Where will the conduit go? 

What happens if we remodel the area next to the solar system? 

Does this system allow me to add batteries? 

Can I prepare for EV charging during the solar installation?


A thoughtful and considered answer to each will also benefit the operations team, quite simply by transmitting the customer’s concerns before the concerns arise. Operations can listen to the sales team and likely avoid the pitfalls that come out of a customer feeling like they haven’t been heard.  And furthermore, this can prime the customer to consider follow-on products and services.


3. Apply the empathetic approach on your colleagues

When given time to resonate across the spectrum of the company, this approach can build cohesion among very disparate departments. Sales and marketing can sometimes play different games than operations and service yet another. Management has its own agenda. Given this, it is quite natural for silos to form- a fact borne out in the industry today. A company for every process. But who then owns the customer relationship? Building a company to stay with the customer needs a culture that does not implode.


Applying the empathetic approach to the people at your company can actually make the company itself more resilient in the face of change. For example, project managers can deliver the news that the inspection process is now taking 4 weeks longer than what the sales team might have initially promised. This news if delivered without deep trust may sound like a dodge, but if trust has been developed and the customer knows that the company is working on their behalf, the customer may become an advocate for the company’s struggles rather than an antagonist against the company’s shortcomings and without any friction between the two departments.



Conclusions

An empathetic approach to sales is a focus on people, not panels.The outcomes are happier customers, easier referrals, external champions, higher net promoter scores, better reviews, and stronger relationships among employees. 
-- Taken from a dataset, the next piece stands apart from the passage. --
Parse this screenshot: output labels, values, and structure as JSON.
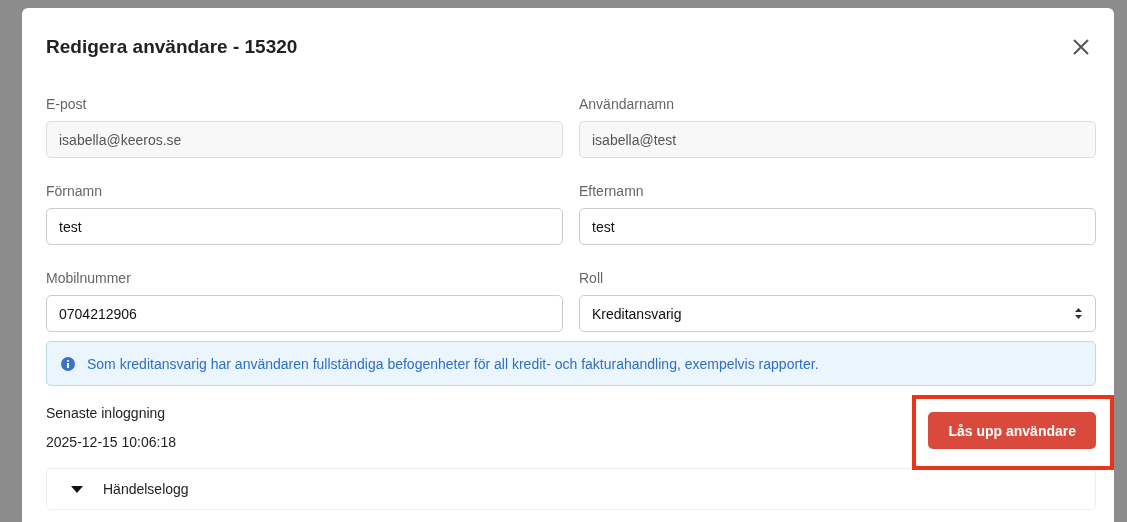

If you’d like to talk more about empathy or the behavioral science of solar consumers, contact us.